Information: Begin
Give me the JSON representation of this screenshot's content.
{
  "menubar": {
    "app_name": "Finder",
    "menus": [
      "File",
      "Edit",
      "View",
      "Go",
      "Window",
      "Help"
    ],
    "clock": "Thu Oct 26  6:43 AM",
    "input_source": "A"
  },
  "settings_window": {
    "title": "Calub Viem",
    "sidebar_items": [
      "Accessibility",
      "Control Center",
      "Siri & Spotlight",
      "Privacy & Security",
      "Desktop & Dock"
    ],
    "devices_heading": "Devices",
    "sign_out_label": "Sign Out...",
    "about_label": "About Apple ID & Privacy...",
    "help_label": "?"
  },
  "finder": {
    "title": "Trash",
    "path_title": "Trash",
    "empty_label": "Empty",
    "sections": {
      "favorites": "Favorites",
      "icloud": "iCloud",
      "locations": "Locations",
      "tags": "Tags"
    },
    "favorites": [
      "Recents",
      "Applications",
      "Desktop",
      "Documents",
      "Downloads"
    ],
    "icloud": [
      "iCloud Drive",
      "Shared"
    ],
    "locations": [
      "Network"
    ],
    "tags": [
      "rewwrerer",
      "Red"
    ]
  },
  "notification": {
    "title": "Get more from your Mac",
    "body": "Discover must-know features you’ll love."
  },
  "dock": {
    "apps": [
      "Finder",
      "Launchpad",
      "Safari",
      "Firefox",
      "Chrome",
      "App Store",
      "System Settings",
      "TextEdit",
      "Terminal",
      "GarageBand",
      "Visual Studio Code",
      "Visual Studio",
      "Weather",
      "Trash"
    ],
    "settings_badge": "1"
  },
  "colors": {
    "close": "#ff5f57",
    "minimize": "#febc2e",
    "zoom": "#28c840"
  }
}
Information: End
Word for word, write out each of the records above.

Give me the JSON representation of this screenshot's content.
{
  "menubar": {
    "app_name": "Finder",
    "menus": [
      "File",
      "Edit",
      "View",
      "Go",
      "Window",
      "Help"
    ],
    "clock": "Thu Oct 26  6:43 AM",
    "input_source": "A"
  },
  "settings_window": {
    "title": "Calub Viem",
    "sidebar_items": [
      "Accessibility",
      "Control Center",
      "Siri & Spotlight",
      "Privacy & Security",
      "Desktop & Dock"
    ],
    "devices_heading": "Devices",
    "sign_out_label": "Sign Out...",
    "about_label": "About Apple ID & Privacy...",
    "help_label": "?"
  },
  "finder": {
    "title": "Trash",
    "path_title": "Trash",
    "empty_label": "Empty",
    "sections": {
      "favorites": "Favorites",
      "icloud": "iCloud",
      "locations": "Locations",
      "tags": "Tags"
    },
    "favorites": [
      "Recents",
      "Applications",
      "Desktop",
      "Documents",
      "Downloads"
    ],
    "icloud": [
      "iCloud Drive",
      "Shared"
    ],
    "locations": [
      "Network"
    ],
    "tags": [
      "rewwrerer",
      "Red"
    ]
  },
  "notification": {
    "title": "Get more from your Mac",
    "body": "Discover must-know features you’ll love."
  },
  "dock": {
    "apps": [
      "Finder",
      "Launchpad",
      "Safari",
      "Firefox",
      "Chrome",
      "App Store",
      "System Settings",
      "TextEdit",
      "Terminal",
      "GarageBand",
      "Visual Studio Code",
      "Visual Studio",
      "Weather",
      "Trash"
    ],
    "settings_badge": "1"
  },
  "colors": {
    "close": "#ff5f57",
    "minimize": "#febc2e",
    "zoom": "#28c840"
  }
}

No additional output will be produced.